Problem description: Extract all lines in the data that contain the word "content".

(Beginning of Dataset records)

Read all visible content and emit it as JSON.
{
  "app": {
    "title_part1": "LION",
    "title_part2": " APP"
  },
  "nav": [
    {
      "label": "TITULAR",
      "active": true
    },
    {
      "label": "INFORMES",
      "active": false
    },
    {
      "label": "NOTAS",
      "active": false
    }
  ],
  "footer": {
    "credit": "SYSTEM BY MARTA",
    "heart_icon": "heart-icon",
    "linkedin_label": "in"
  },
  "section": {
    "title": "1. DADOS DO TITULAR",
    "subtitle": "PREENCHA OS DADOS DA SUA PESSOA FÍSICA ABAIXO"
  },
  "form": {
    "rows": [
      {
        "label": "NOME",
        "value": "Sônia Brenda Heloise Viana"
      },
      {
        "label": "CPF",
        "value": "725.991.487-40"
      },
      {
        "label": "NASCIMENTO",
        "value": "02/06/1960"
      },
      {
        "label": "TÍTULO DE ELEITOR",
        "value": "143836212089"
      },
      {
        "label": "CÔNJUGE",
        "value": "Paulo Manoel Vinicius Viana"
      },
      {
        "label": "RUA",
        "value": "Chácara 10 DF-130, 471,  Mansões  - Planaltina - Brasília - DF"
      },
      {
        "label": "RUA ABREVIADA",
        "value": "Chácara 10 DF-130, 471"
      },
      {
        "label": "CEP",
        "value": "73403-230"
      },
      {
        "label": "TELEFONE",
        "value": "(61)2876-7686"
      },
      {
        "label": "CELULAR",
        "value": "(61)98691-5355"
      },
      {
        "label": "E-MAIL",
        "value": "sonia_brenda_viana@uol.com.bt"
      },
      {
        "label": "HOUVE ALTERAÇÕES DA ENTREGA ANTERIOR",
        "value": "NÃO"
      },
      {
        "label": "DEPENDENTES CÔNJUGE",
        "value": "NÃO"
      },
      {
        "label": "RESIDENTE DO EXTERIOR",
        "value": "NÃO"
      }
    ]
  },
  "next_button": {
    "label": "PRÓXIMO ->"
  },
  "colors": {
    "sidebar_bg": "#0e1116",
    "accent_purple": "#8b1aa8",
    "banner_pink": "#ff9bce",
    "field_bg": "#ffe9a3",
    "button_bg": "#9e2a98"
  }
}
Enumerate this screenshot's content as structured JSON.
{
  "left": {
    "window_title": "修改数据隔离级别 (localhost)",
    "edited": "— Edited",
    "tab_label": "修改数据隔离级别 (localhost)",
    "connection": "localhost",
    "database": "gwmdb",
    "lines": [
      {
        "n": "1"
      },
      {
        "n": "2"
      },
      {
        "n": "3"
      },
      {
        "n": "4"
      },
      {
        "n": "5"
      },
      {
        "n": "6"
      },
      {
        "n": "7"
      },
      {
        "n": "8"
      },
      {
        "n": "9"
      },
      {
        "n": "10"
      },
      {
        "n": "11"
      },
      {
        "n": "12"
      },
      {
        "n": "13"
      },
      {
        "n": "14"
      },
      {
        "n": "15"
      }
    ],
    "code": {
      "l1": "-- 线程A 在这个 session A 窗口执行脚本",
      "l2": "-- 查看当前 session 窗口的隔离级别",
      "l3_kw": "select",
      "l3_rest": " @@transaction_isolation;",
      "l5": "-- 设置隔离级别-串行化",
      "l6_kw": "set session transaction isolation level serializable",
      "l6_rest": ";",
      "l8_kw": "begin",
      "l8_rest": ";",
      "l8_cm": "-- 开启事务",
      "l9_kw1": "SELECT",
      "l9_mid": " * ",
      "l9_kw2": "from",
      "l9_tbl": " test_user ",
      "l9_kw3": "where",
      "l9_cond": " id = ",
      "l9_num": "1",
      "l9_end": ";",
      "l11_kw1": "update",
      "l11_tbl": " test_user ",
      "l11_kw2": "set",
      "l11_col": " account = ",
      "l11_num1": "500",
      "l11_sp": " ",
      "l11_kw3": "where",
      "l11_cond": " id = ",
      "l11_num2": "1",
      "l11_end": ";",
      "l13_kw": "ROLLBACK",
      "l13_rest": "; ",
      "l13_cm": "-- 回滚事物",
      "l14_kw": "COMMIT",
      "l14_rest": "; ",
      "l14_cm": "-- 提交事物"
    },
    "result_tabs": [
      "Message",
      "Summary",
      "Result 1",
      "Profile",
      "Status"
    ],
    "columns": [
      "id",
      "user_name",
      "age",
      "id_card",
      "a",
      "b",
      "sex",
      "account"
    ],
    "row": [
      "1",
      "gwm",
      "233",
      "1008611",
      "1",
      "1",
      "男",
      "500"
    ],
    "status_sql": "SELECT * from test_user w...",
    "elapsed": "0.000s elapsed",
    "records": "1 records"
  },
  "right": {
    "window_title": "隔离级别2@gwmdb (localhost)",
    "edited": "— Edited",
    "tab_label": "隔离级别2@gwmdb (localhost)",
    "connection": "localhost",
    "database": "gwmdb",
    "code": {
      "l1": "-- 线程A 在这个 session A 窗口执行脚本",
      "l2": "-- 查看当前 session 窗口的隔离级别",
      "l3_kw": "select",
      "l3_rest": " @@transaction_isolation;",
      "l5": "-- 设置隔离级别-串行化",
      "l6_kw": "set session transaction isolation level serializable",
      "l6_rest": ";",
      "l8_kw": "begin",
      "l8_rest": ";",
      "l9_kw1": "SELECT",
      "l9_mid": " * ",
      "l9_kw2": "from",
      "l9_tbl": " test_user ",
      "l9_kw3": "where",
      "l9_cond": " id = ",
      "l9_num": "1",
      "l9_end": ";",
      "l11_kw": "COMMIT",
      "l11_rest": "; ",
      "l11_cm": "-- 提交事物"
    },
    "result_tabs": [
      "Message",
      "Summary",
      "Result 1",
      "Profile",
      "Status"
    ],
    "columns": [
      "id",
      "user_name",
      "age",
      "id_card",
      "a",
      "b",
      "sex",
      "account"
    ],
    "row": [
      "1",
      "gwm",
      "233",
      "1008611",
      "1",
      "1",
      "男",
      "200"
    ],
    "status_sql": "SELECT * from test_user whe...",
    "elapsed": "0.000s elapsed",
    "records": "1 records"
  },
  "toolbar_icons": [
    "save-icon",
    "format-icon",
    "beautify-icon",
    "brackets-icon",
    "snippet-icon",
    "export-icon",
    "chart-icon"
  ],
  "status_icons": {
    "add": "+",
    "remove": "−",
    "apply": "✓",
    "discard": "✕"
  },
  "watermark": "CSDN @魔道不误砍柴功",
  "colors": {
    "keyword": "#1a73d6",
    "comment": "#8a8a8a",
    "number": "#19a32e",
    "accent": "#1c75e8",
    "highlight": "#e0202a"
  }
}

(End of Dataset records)

Written solution:
Read all visible content and emit it as JSON.
Enumerate this screenshot's content as structured JSON.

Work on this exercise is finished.